"New legislation that would allow voters to kick their MP out of parliament mid-term has been attacked as a 'stitch up' by one of the staunchest supporters of so-called 'recall' laws. On Wednesday David Cameron and Nick Clegg used the Queen's Speech to announce a Recall of MPs Bill would be introduced before the 2015 general election, after years of delays and internal coalition wrangling... However Tory MP Zac Goldsmith said the Bill was a 'breathtakingly cynical attempt to convey an impression of democratic reform' without actually empowering voters in any real sense... He said the legislation actually handed more power to the establishment, as the decision as to whether a MP was guilty of 'serious wrongdoing' and would face being kicked out was in the hands of a committee of MPs, not voters themselves... Goldsmith said the argument against allowing voters to recall their MP whenever they likes was the same as the argument used to prevent women being given the vote."


Bruce Springsteen's 'Born In The USA' was released 30 years ago this week - so let's all watch this video of the classic Ben Stiller sketch/parody again.


From the BBC:

"Key allies of party leaders Nick Clegg and Ed Miliband have met to discuss what the two parties have in common, BBC Newsnight has learned. The Labour peer Lord Adonis, and Lord Wood, one of Ed Miliband's closest advisers, met Jonny Oates, Clegg's chief of staff and Neil Sherlock, a prominent Liberal Democrat and donor. The men met for dinner in April. Members of the group deny the meeting constituted any kind of formal talks about a potential coalition government. But others believe the meeting is significant as it suggests the two parties are considering how they might prepare for potential coalition in the event of a hung parliament at the 2015 general election."

Vince Cable is believed to be the man behind much of these links and talks - is there a limit to just how much trouble the business secretary can cause for Nick Clegg?


Forget the Newark by-election, where voting begins today, check out the election (yes, election!) in war-torn Syria. Free and fair aren't exactly the words most would use to describe the whole process.

From the FT:

"Bashar al-­Assad, Syria's president, won a third term in office with 88.7 of votes yesterday, securing what his supporters see as a popular mandate to fight the three­ year revolt against his rule... Opposition figures have called the poll a "blood election", refusing to participate or endorse a vote in the midst of a three-yea­old civil war that has killed more than 160,000 people and forced another 9m to flee their homes. They say the election was rigged. 'I declare the victory of Dr Bashar Bashar Hafez al-­ Assad as president of the Syrian Arab Republic with an absolute majority of votes,' said Mohammed al-­ Laham, the speaker of parliament."

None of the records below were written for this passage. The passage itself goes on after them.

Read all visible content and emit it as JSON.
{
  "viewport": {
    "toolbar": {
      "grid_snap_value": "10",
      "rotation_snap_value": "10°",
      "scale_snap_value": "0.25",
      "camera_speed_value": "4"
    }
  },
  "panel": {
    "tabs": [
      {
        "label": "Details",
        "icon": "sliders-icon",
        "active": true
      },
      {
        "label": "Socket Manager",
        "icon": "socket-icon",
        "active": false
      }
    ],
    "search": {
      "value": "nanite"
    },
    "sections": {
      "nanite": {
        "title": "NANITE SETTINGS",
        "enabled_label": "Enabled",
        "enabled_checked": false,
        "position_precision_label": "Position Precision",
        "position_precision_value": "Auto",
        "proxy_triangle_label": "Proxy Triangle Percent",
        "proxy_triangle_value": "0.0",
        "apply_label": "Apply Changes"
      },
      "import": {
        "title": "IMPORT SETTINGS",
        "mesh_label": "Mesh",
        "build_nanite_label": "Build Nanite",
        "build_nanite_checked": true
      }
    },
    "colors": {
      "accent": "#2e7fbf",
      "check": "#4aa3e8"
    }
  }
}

From today's Sun/YouGov poll:

Labour 37

Conservatives 32

Ukip 13

Lib Dems 7

That would give Labour a majority of 58.


Sue Cameron, writing in the Telegraph, says: "Has Theresa May the mettle to follow the Iron Lady?"

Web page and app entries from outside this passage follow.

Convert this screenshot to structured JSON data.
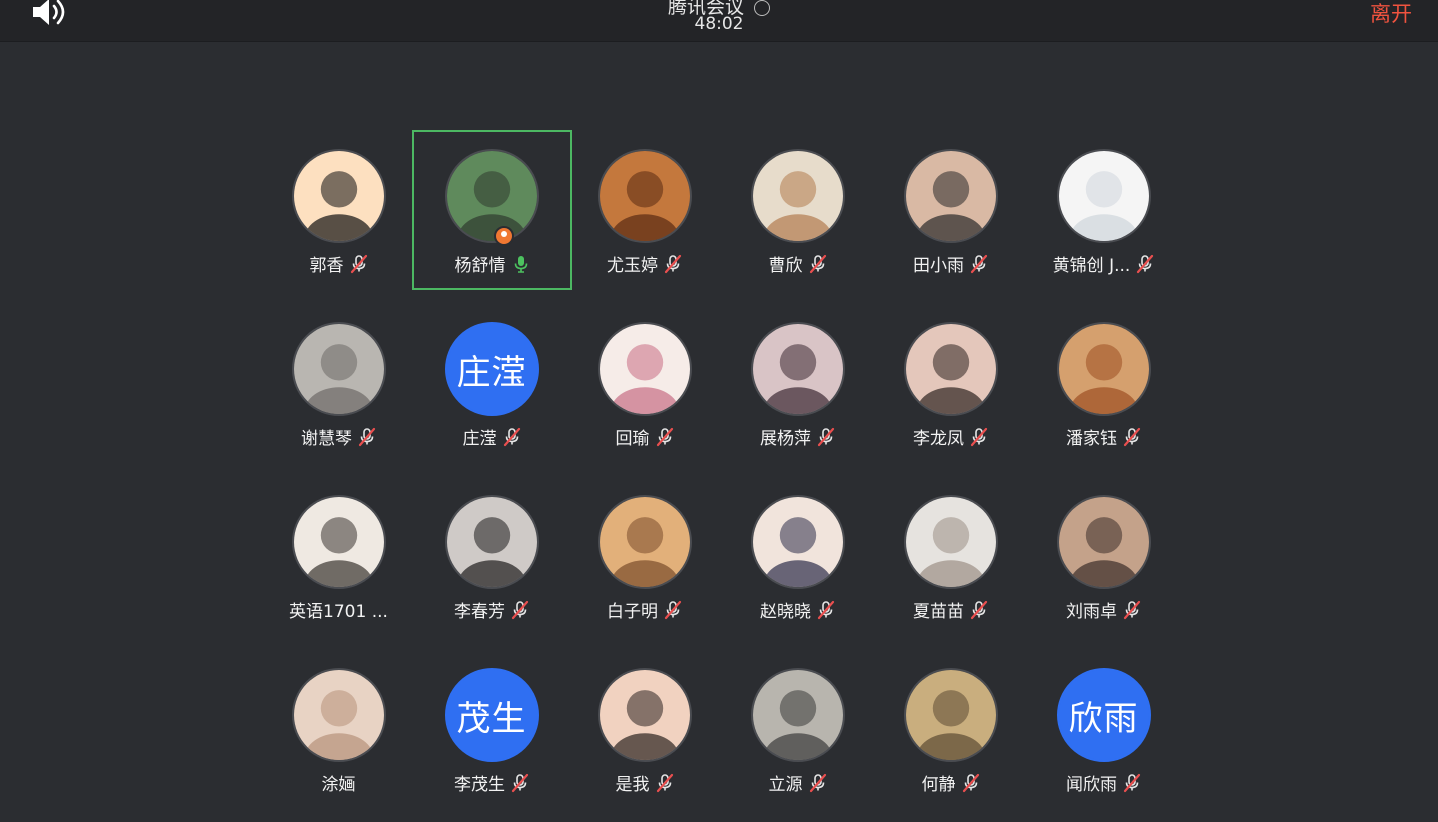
{
  "header": {
    "title": "腾讯会议",
    "timer": "48:02",
    "leave_label": "离开"
  },
  "participants": [
    {
      "name": "郭香",
      "avatar": "cartoon-glasses-girl",
      "mic": "muted",
      "palette": [
        "#fde0c0",
        "#111111"
      ]
    },
    {
      "name": "杨舒情",
      "avatar": "photo-station-sign",
      "mic": "on",
      "active": true,
      "host": true,
      "palette": [
        "#5f8a5c",
        "#2f3a2f"
      ]
    },
    {
      "name": "尤玉婷",
      "avatar": "illustration-monkey-king",
      "mic": "muted",
      "palette": [
        "#c4783d",
        "#5a2a12"
      ]
    },
    {
      "name": "曹欣",
      "avatar": "photo-white-cat",
      "mic": "muted",
      "palette": [
        "#e7dccb",
        "#b27b4f"
      ]
    },
    {
      "name": "田小雨",
      "avatar": "photo-laughing-man",
      "mic": "muted",
      "palette": [
        "#d9b9a4",
        "#2a2a2a"
      ]
    },
    {
      "name": "黄锦创 J...",
      "avatar": "sticker-cat-phone",
      "mic": "muted",
      "palette": [
        "#f5f5f5",
        "#cfd6dc"
      ]
    },
    {
      "name": "谢慧琴",
      "avatar": "photo-grey-cat",
      "mic": "muted",
      "palette": [
        "#b9b6b1",
        "#6d6a66"
      ]
    },
    {
      "name": "庄滢",
      "avatar_text": "庄滢",
      "mic": "muted"
    },
    {
      "name": "回瑜",
      "avatar": "illustration-flower-logo",
      "mic": "muted",
      "palette": [
        "#f6ece8",
        "#c86e84"
      ]
    },
    {
      "name": "展杨萍",
      "avatar": "photo-mirror-selfie",
      "mic": "muted",
      "palette": [
        "#d9c4c6",
        "#3c2a33"
      ]
    },
    {
      "name": "李龙凤",
      "avatar": "photo-girl-selfie",
      "mic": "muted",
      "palette": [
        "#e4c7bb",
        "#2e2320"
      ]
    },
    {
      "name": "潘家钰",
      "avatar": "photo-red-panda",
      "mic": "muted",
      "palette": [
        "#d5a06e",
        "#9c4f22"
      ]
    },
    {
      "name": "英语1701 ...",
      "avatar": "photo-dog-sunglasses",
      "mic": "none",
      "palette": [
        "#efe9e2",
        "#3a3431"
      ]
    },
    {
      "name": "李春芳",
      "avatar": "photo-girl-profile",
      "mic": "muted",
      "palette": [
        "#cfcac7",
        "#1e1c1c"
      ]
    },
    {
      "name": "白子明",
      "avatar": "photo-girl-closeup",
      "mic": "muted",
      "palette": [
        "#e2b07a",
        "#7a4d2b"
      ]
    },
    {
      "name": "赵晓晓",
      "avatar": "illustration-snow-white",
      "mic": "muted",
      "palette": [
        "#f1e4dc",
        "#2d2d4a"
      ]
    },
    {
      "name": "夏苗苗",
      "avatar": "photo-blanket-girl",
      "mic": "muted",
      "palette": [
        "#e6e3df",
        "#9b8f85"
      ]
    },
    {
      "name": "刘雨卓",
      "avatar": "photo-smiling-girl",
      "mic": "muted",
      "palette": [
        "#c4a28a",
        "#3c2e2a"
      ]
    },
    {
      "name": "涂婳",
      "avatar": "photo-cream-cat",
      "mic": "none",
      "palette": [
        "#e8d3c4",
        "#b7917a"
      ]
    },
    {
      "name": "李茂生",
      "avatar_text": "茂生",
      "mic": "muted"
    },
    {
      "name": "是我",
      "avatar": "photo-baby",
      "mic": "muted",
      "palette": [
        "#f1d2c0",
        "#2b2220"
      ]
    },
    {
      "name": "立源",
      "avatar": "photo-street-man",
      "mic": "muted",
      "palette": [
        "#b8b5ae",
        "#3b3b3b"
      ]
    },
    {
      "name": "何静",
      "avatar": "photo-vintage-girl",
      "mic": "muted",
      "palette": [
        "#c9ae7e",
        "#5b4a33"
      ]
    },
    {
      "name": "闻欣雨",
      "avatar_text": "欣雨",
      "mic": "muted"
    }
  ]
}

Tim Montgomerie, writing in the Times, says: "The Conservative manifesto will talk tough on public finances, woo Ukip voters and seek to reassure the low-paid."

Seumas Milne, writing in the Guardian, says: "Newark shows how Labour can take the sting out of Ukip."

Got something you want to share? Please send any stories/tips/quotes/pix/plugs/gossip to Mehdi Hasan (mehdi.hasan@huffingtonpost.com), Ned Simons (ned.simons@huffingtonpost.com) or Asa Bennett (asa.bennett@huffingtonpost.com). You can also follow us on Twitter: @mehdirhasan, @nedsimons, @asabenn and @huffpostukpol